◆ What you have to do ◆
Could you find every line in the entries below that holds the word "icon" and copy it?

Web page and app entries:
——

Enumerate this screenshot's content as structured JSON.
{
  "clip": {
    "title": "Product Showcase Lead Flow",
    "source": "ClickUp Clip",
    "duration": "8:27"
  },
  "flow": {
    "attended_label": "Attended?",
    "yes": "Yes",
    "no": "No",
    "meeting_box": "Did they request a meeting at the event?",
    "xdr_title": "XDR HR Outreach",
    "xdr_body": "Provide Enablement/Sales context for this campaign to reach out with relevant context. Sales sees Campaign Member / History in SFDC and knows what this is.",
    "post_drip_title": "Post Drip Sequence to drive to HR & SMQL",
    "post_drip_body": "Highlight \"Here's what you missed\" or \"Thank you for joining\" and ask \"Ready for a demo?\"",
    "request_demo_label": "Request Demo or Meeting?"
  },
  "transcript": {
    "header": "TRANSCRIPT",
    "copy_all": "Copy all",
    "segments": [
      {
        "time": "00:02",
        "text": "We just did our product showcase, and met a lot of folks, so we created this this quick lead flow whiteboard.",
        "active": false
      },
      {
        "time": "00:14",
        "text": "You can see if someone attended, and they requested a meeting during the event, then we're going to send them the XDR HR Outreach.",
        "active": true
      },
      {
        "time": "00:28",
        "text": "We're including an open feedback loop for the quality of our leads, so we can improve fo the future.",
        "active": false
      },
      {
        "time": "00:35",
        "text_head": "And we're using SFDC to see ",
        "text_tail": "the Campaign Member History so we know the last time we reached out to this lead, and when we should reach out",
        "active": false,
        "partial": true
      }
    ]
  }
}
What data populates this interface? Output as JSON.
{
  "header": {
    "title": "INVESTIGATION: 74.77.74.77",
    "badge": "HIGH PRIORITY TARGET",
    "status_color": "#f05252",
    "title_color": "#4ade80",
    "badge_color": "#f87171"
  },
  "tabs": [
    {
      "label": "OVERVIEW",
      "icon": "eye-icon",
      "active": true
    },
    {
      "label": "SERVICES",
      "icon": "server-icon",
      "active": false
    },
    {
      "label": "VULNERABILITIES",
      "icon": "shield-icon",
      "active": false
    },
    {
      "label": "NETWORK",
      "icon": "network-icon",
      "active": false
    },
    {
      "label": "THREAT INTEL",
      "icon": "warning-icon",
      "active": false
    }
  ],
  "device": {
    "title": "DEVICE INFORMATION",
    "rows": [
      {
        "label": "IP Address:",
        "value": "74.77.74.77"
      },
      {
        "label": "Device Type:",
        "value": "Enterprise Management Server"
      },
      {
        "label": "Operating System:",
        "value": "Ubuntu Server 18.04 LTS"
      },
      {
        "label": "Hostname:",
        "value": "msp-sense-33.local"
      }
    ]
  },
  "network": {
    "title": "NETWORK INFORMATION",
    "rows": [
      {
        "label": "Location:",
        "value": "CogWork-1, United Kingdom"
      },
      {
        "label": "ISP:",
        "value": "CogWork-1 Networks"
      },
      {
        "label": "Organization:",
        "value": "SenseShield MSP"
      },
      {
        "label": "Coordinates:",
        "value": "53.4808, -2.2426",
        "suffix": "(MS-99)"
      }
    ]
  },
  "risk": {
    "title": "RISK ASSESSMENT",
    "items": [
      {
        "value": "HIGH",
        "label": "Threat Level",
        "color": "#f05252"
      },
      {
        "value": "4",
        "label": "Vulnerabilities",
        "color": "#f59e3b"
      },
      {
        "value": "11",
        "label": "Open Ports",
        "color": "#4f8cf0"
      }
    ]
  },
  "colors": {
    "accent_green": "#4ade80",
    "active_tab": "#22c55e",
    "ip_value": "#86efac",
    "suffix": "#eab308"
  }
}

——

◆ Task result ◆
      "icon": "eye-icon",
      "icon": "server-icon",
      "icon": "shield-icon",
      "icon": "network-icon",
      "icon": "warning-icon",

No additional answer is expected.